* _What is needed_: Copy out all lines from the material that contain the string "your".

Segment Start: Records shown

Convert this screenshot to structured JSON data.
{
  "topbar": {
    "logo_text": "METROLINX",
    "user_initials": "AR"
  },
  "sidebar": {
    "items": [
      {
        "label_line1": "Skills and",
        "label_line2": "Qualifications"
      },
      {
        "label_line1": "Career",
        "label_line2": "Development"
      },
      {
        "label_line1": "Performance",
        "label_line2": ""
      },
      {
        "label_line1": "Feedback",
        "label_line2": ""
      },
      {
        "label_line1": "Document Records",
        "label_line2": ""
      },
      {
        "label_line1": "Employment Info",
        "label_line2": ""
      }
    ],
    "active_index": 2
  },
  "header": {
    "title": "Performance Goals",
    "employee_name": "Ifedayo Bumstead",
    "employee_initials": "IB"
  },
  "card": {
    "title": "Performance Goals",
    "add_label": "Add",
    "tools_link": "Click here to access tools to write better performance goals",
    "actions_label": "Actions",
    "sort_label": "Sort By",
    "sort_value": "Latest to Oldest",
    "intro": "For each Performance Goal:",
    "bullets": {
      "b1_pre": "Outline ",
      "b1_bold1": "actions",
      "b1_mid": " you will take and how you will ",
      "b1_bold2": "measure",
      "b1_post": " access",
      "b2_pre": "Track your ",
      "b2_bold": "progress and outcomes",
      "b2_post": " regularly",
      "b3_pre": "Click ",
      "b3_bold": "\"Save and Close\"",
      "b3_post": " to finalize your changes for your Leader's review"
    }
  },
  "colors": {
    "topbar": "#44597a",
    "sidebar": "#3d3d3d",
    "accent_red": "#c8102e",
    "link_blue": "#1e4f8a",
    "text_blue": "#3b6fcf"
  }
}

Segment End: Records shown

* _Answer to this problem_:
      "b2_pre": "Track your ",
      "b3_post": " to finalize your changes for your Leader's review"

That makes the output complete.